# 'Must' & probability

Sometimes I notice that there is a difference in opinions regarding the use of 'must' relating to probability.

These three sentences look to me correct:

He must be in the library (He and the key to the library are absent)

He must have done the work. (No tools in the room)

He must be lucky. (He won a lottery)

But the use of 'must' in the three examples below looks to me incorrect:

He must be in the library. (Usually he is there at this time)

He must have done his work. (As a rule he finishes at 5 but now is 6)

He must be happy. (He won a lottery)

What is your opinion?

• They are all fine. Commented Dec 8, 2015 at 10:31
• Yes, they are all fine, both in terms of intended meaning, and common idiomatic phrasing. The related terms "may" and "might" are usually more complicated than "must". Commented Dec 8, 2015 at 10:39
• Whether or not a statement is accurate has nothing to do with whether it's syntactically and semantically valid. (What is a "ltterey"?) Commented Dec 8, 2015 at 11:11

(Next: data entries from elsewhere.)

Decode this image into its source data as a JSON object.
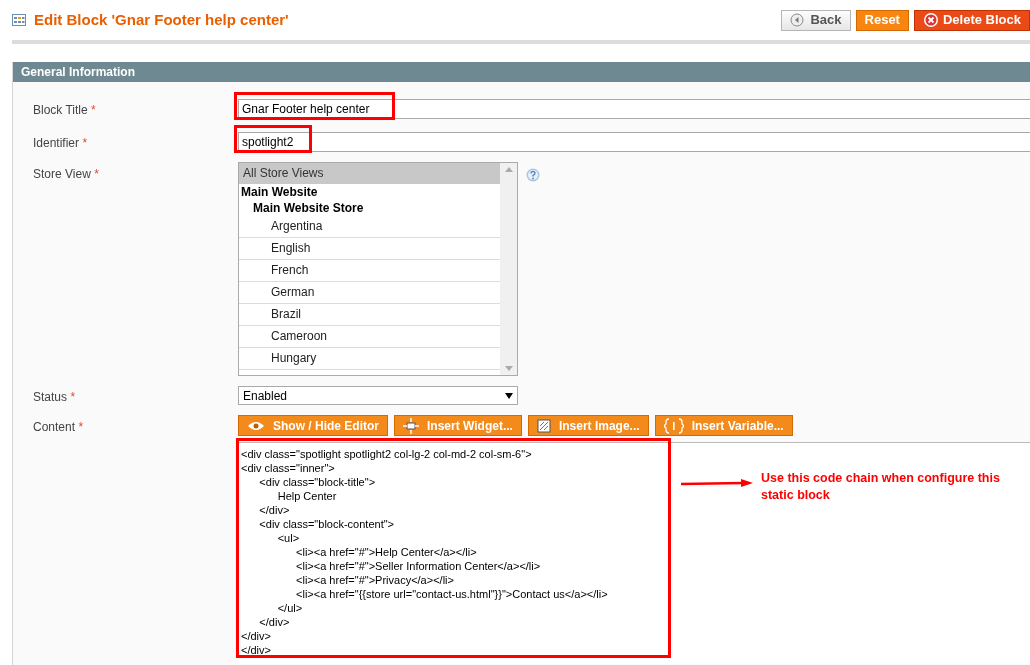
{
  "header": {
    "title": "Edit Block 'Gnar Footer help center'",
    "buttons": [
      {
        "label": "Back",
        "kind": "back"
      },
      {
        "label": "Reset",
        "kind": "reset"
      },
      {
        "label": "Delete Block",
        "kind": "delete"
      }
    ]
  },
  "section": {
    "title": "General Information"
  },
  "fields": [
    {
      "label": "Block Title",
      "required_mark": "*",
      "kind": "text",
      "value": "Gnar Footer help center",
      "highlighted": true
    },
    {
      "label": "Identifier",
      "required_mark": "*",
      "kind": "text",
      "value": "spotlight2",
      "highlighted": true
    },
    {
      "label": "Store View",
      "required_mark": "*",
      "kind": "multiselect",
      "options": [
        {
          "label": "All Store Views",
          "kind": "option",
          "selected": true
        },
        {
          "label": "Main Website",
          "kind": "group",
          "children": [
            {
              "label": "Main Website Store",
              "kind": "group",
              "children": [
                {
                  "label": "Argentina",
                  "kind": "option",
                  "selected": false
                },
                {
                  "label": "English",
                  "kind": "option",
                  "selected": false
                },
                {
                  "label": "French",
                  "kind": "option",
                  "selected": false
                },
                {
                  "label": "German",
                  "kind": "option",
                  "selected": false
                },
                {
                  "label": "Brazil",
                  "kind": "option",
                  "selected": false
                },
                {
                  "label": "Cameroon",
                  "kind": "option",
                  "selected": false
                },
                {
                  "label": "Hungary",
                  "kind": "option",
                  "selected": false
                }
              ]
            }
          ]
        }
      ]
    },
    {
      "label": "Status",
      "required_mark": "*",
      "kind": "select",
      "value": "Enabled"
    },
    {
      "label": "Content",
      "required_mark": "*",
      "kind": "editor",
      "buttons": [
        {
          "label": "Show / Hide Editor",
          "kind": "eye"
        },
        {
          "label": "Insert Widget...",
          "kind": "widget"
        },
        {
          "label": "Insert Image...",
          "kind": "image"
        },
        {
          "label": "Insert Variable...",
          "kind": "variable"
        }
      ],
      "value": "<div class=\"spotlight spotlight2 col-lg-2 col-md-2 col-sm-6\">\n<div class=\"inner\">\n\t<div class=\"block-title\">\n\t\tHelp Center\n\t</div>\n\t<div class=\"block-content\">\n\t\t<ul>\n\t\t\t<li><a href=\"#\">Help Center</a></li>\n\t\t\t<li><a href=\"#\">Seller Information Center</a></li>\n\t\t\t<li><a href=\"#\">Privacy</a></li>\n\t\t\t<li><a href=\"{{store url=\"contact-us.html\"}}\">Contact us</a></li>\n\t\t</ul>\n\t</div>\n</div>\n</div>",
      "highlighted": true,
      "note": "Use this code chain when configure this static block"
    }
  ]
}
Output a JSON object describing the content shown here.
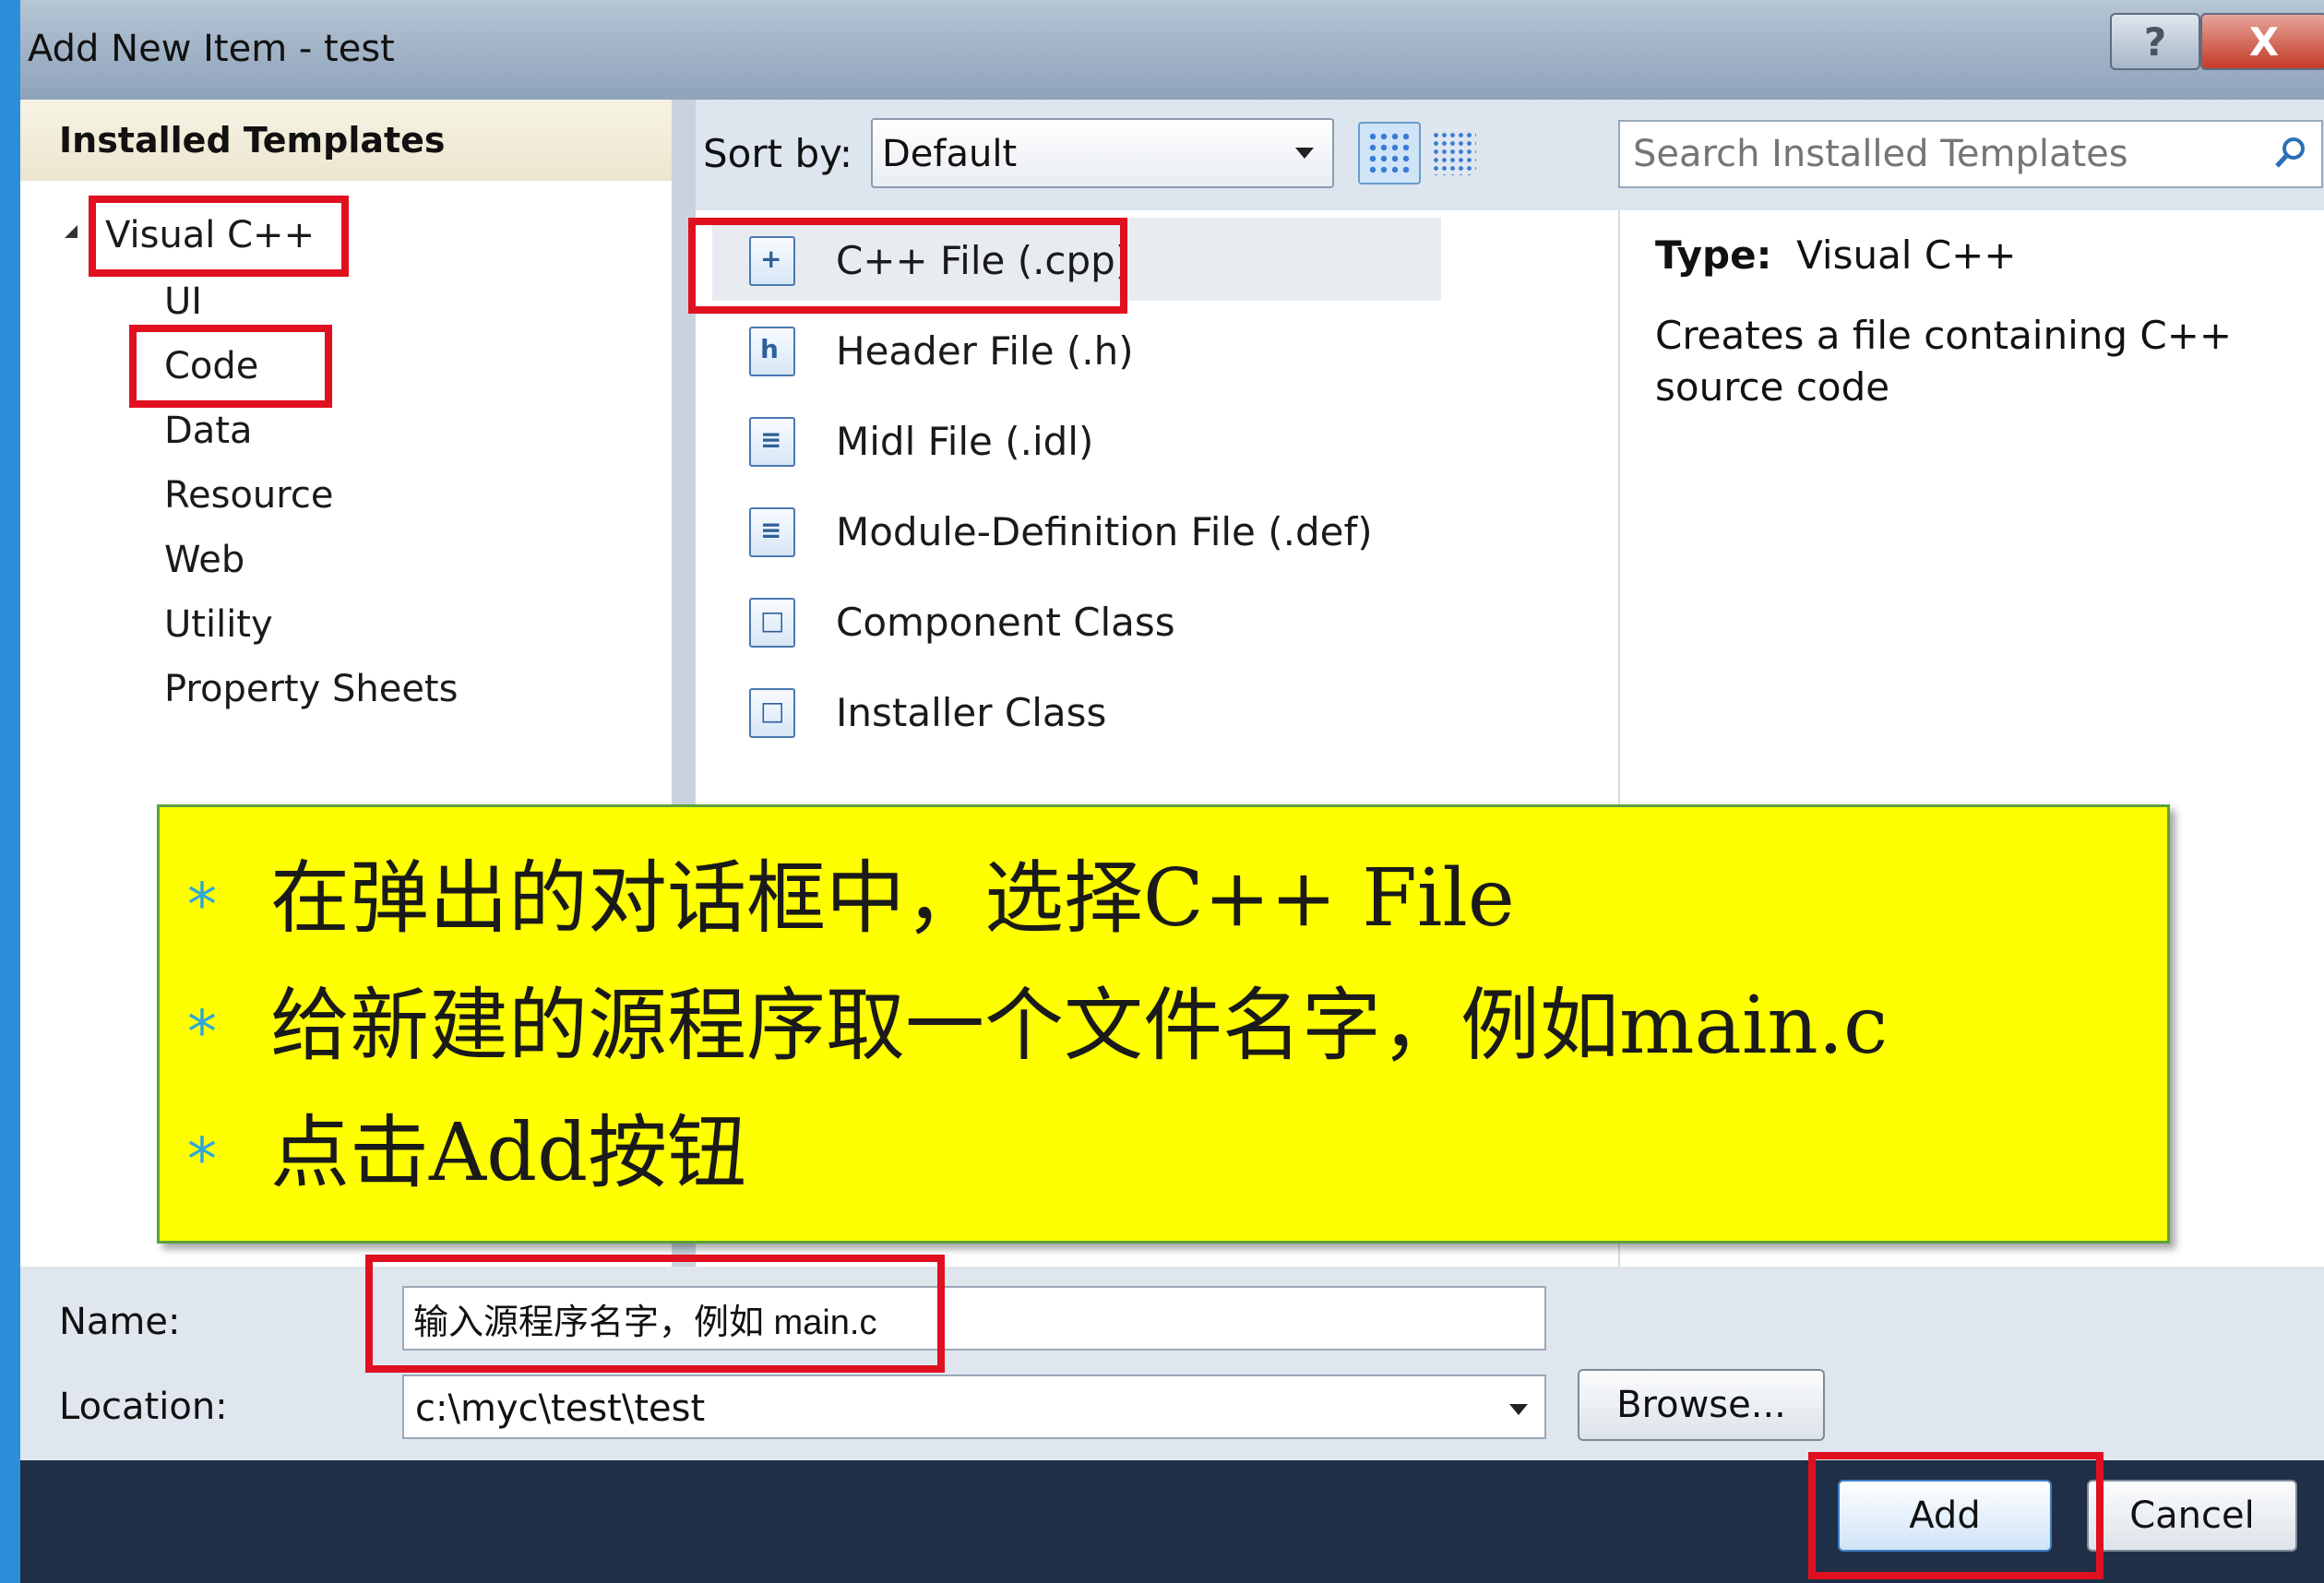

## 3 Answers

There are actually three four common usages of must.

1. Indicating that something is a necessity, or is compulsory 'You must do your homework'.
2. Indicating that something is very likely or very probable 'He must be in the library (Usually he is there at this time).
3. As a noun (and related to 1.) something that is essential or very important. 'Reading Fowler's Modern English Usage is a must for all English students'.
4. As a noun, it refers to young wine.
• I would add a fourth: 4. Incidating something is absolutely certain “Therefore, the axiom must be true.” (It's similar to #2, but stronger.)
– J.R.
Commented Dec 8, 2015 at 11:06
• @J.R. Yes. One could also perhaps include one that is less strong than 2. You are going out in this weather? You must be mad!
– WS2
Commented Dec 8, 2015 at 11:41

The examples that make you uneasy seem to use the modal verb must in its epistemic meaning, expressing the speaker's degree of confidence in the proposition. (Or, in what you refer to as 'probability'.)

Here's a sample paper that discusses the nuances expressed by epistemic must, for reference.

English like most languages are imbued with idiomatic and sarcastic usage.

We know that the following phrases are meant to be courteous polite phrases

• Please
• Could you please
• I would

However when used in many contexts, those phrases actually mean to say "Well, I am being as polite and gentle as possible to tell you knuckle-head to do what I think is best."

• Please sit down !
• Could you please shut up ?
• I would not tell my children to walk alone in the night like you did.

Must is a word that connotes mandatory.

• It must be there but it isn't.
• For the fish to survive, you must clean the tank, but you didn't.

Usually, must is used in cohortative subjunctive or imperative subjunctive situations. But what happens when you use the word must in a propositional subjunctive situation?

Reference: Use of subjunctive form

Subjunctive situations have been categorized/quantized by linguists into various pigeon-holes, but in reality is a continuum. Just as real and imaginary numbers are a continuum of combinations, frequently a sentence is formed to describe a situation with a mix of real and subjunctive moods.

Like when real numbers are applied to the imaginary axis, when normal tenses and moods are applied to the imaginary realm, they take a turn in their directions. The varying and diverse combination of real and imaginary, influences the how the direction changes.

• Imperative: You must have \$10 to buy the ticket.
• Cohortative: You must win the game for us.

Propositional disguised as imperative to imbue intensity of belief:

• My credit card must be in the house, or else I'm doomed.
• He must be in the library, but I am not sure.
• He must be lucky. (I know he is not that good. It is just luck)

A mix of propositional and imperative

• He must be lucky. He must have been lucky to have won the race. I really need him to have been lucky. Otherwise, there is no hope for me to win the next race against him.